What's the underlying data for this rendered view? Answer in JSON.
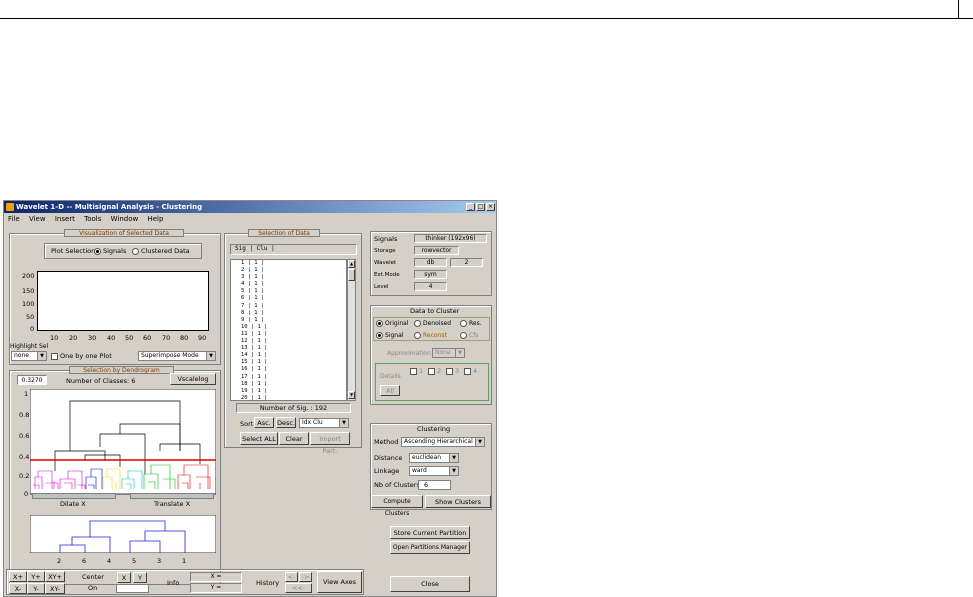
{
  "window": {
    "title": "Wavelet 1-D -- Multisignal Analysis - Clustering",
    "controls": [
      "_",
      "□",
      "×"
    ]
  },
  "menu": [
    "File",
    "View",
    "Insert",
    "Tools",
    "Window",
    "Help"
  ],
  "viz": {
    "title": "Visualization of Selected Data",
    "plot_selection_label": "Plot Selection:",
    "opt_signals": "Signals",
    "opt_clustered": "Clustered Data",
    "yticks": [
      "200",
      "150",
      "100",
      "50",
      "0"
    ],
    "xticks": [
      "10",
      "20",
      "30",
      "40",
      "50",
      "60",
      "70",
      "80",
      "90"
    ],
    "highlight_label": "Highlight Sel",
    "highlight_value": "none",
    "one_by_one": "One by one Plot",
    "mode_value": "Superimpose Mode"
  },
  "dendro": {
    "title": "Selection by Dendrogram",
    "threshold": "0.3270",
    "nb_classes": "Number of Classes: 6",
    "vscale_btn": "Vscalelog",
    "yticks": [
      "1",
      "0.8",
      "0.6",
      "0.4",
      "0.2",
      "0"
    ],
    "dilate": "Dilate X",
    "translate": "Translate X",
    "bottom_labels": [
      "2",
      "6",
      "4",
      "5",
      "3",
      "1"
    ]
  },
  "selection": {
    "title": "Selection of Data",
    "header": "Sig | Clu |",
    "rows": [
      "1  | 1  |",
      "2  | 1  |",
      "3  | 1  |",
      "4  | 1  |",
      "5  | 1  |",
      "6  | 1  |",
      "7  | 1  |",
      "8  | 1  |",
      "9  | 1  |",
      "10 | 1  |",
      "11 | 1  |",
      "12 | 1  |",
      "13 | 1  |",
      "14 | 1  |",
      "15 | 1  |",
      "16 | 1  |",
      "17 | 1  |",
      "18 | 1  |",
      "19 | 1  |",
      "20 | 1  |"
    ],
    "count": "Number of Sig. : 192",
    "sort": "Sort",
    "asc": "Asc.",
    "desc": "Desc.",
    "sort_by": "Idx Clu",
    "select_all": "Select ALL",
    "clear": "Clear",
    "import_part": "Import Part."
  },
  "info": {
    "signals_label": "Signals",
    "signals_value": "thinker (192x96)",
    "storage_label": "Storage",
    "storage_value": "rowvector",
    "wavelet_label": "Wavelet",
    "wavelet_value": "db",
    "wavelet_num": "2",
    "extmode_label": "Ext.Mode",
    "extmode_value": "sym",
    "level_label": "Level",
    "level_value": "4"
  },
  "data_to_cluster": {
    "title": "Data to Cluster",
    "original": "Original",
    "denoised": "Denoised",
    "res": "Res.",
    "signal": "Signal",
    "reconst": "Reconst",
    "cfs": "Cfs",
    "approx_label": "Approximation",
    "approx_value": "None",
    "details_label": "Details",
    "d1": "1",
    "d2": "2",
    "d3": "3",
    "d4": "4",
    "all": "All"
  },
  "clustering": {
    "title": "Clustering",
    "method_label": "Method",
    "method_value": "Ascending Hierarchical",
    "distance_label": "Distance",
    "distance_value": "euclidean",
    "linkage_label": "Linkage",
    "linkage_value": "ward",
    "nb_label": "Nb of Clusters",
    "nb_value": "6",
    "compute": "Compute Clusters",
    "show": "Show Clusters"
  },
  "partition": {
    "store": "Store Current Partition",
    "open": "Open Partitions Manager",
    "close": "Close"
  },
  "bottom": {
    "xplus": "X+",
    "yplus": "Y+",
    "xyplus": "XY+",
    "xminus": "X-",
    "yminus": "Y-",
    "xyminus": "XY-",
    "center": "Center",
    "on": "On",
    "x": "X",
    "y": "Y",
    "info": "Info",
    "xeq": "X =",
    "yeq": "Y =",
    "history": "History",
    "hist_back": "<-",
    "hist_fwd": "->",
    "hist_reset": "<<-",
    "view_axes": "View Axes"
  },
  "colors": {
    "titlebar_start": "#0a246a",
    "threshold_line": "#e00000",
    "panel_title": "#7a3a00"
  }
}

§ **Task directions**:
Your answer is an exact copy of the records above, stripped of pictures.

§ **Response**:
What's the underlying data for this rendered view? Answer in JSON.
{
  "window": {
    "title": "Wavelet 1-D -- Multisignal Analysis - Clustering",
    "controls": [
      "_",
      "□",
      "×"
    ]
  },
  "menu": [
    "File",
    "View",
    "Insert",
    "Tools",
    "Window",
    "Help"
  ],
  "viz": {
    "title": "Visualization of Selected Data",
    "plot_selection_label": "Plot Selection:",
    "opt_signals": "Signals",
    "opt_clustered": "Clustered Data",
    "yticks": [
      "200",
      "150",
      "100",
      "50",
      "0"
    ],
    "xticks": [
      "10",
      "20",
      "30",
      "40",
      "50",
      "60",
      "70",
      "80",
      "90"
    ],
    "highlight_label": "Highlight Sel",
    "highlight_value": "none",
    "one_by_one": "One by one Plot",
    "mode_value": "Superimpose Mode"
  },
  "dendro": {
    "title": "Selection by Dendrogram",
    "threshold": "0.3270",
    "nb_classes": "Number of Classes: 6",
    "vscale_btn": "Vscalelog",
    "yticks": [
      "1",
      "0.8",
      "0.6",
      "0.4",
      "0.2",
      "0"
    ],
    "dilate": "Dilate X",
    "translate": "Translate X",
    "bottom_labels": [
      "2",
      "6",
      "4",
      "5",
      "3",
      "1"
    ]
  },
  "selection": {
    "title": "Selection of Data",
    "header": "Sig | Clu |",
    "rows": [
      "1  | 1  |",
      "2  | 1  |",
      "3  | 1  |",
      "4  | 1  |",
      "5  | 1  |",
      "6  | 1  |",
      "7  | 1  |",
      "8  | 1  |",
      "9  | 1  |",
      "10 | 1  |",
      "11 | 1  |",
      "12 | 1  |",
      "13 | 1  |",
      "14 | 1  |",
      "15 | 1  |",
      "16 | 1  |",
      "17 | 1  |",
      "18 | 1  |",
      "19 | 1  |",
      "20 | 1  |"
    ],
    "count": "Number of Sig. : 192",
    "sort": "Sort",
    "asc": "Asc.",
    "desc": "Desc.",
    "sort_by": "Idx Clu",
    "select_all": "Select ALL",
    "clear": "Clear",
    "import_part": "Import Part."
  },
  "info": {
    "signals_label": "Signals",
    "signals_value": "thinker (192x96)",
    "storage_label": "Storage",
    "storage_value": "rowvector",
    "wavelet_label": "Wavelet",
    "wavelet_value": "db",
    "wavelet_num": "2",
    "extmode_label": "Ext.Mode",
    "extmode_value": "sym",
    "level_label": "Level",
    "level_value": "4"
  },
  "data_to_cluster": {
    "title": "Data to Cluster",
    "original": "Original",
    "denoised": "Denoised",
    "res": "Res.",
    "signal": "Signal",
    "reconst": "Reconst",
    "cfs": "Cfs",
    "approx_label": "Approximation",
    "approx_value": "None",
    "details_label": "Details",
    "d1": "1",
    "d2": "2",
    "d3": "3",
    "d4": "4",
    "all": "All"
  },
  "clustering": {
    "title": "Clustering",
    "method_label": "Method",
    "method_value": "Ascending Hierarchical",
    "distance_label": "Distance",
    "distance_value": "euclidean",
    "linkage_label": "Linkage",
    "linkage_value": "ward",
    "nb_label": "Nb of Clusters",
    "nb_value": "6",
    "compute": "Compute Clusters",
    "show": "Show Clusters"
  },
  "partition": {
    "store": "Store Current Partition",
    "open": "Open Partitions Manager",
    "close": "Close"
  },
  "bottom": {
    "xplus": "X+",
    "yplus": "Y+",
    "xyplus": "XY+",
    "xminus": "X-",
    "yminus": "Y-",
    "xyminus": "XY-",
    "center": "Center",
    "on": "On",
    "x": "X",
    "y": "Y",
    "info": "Info",
    "xeq": "X =",
    "yeq": "Y =",
    "history": "History",
    "hist_back": "<-",
    "hist_fwd": "->",
    "hist_reset": "<<-",
    "view_axes": "View Axes"
  },
  "colors": {
    "titlebar_start": "#0a246a",
    "threshold_line": "#e00000",
    "panel_title": "#7a3a00"
  }
}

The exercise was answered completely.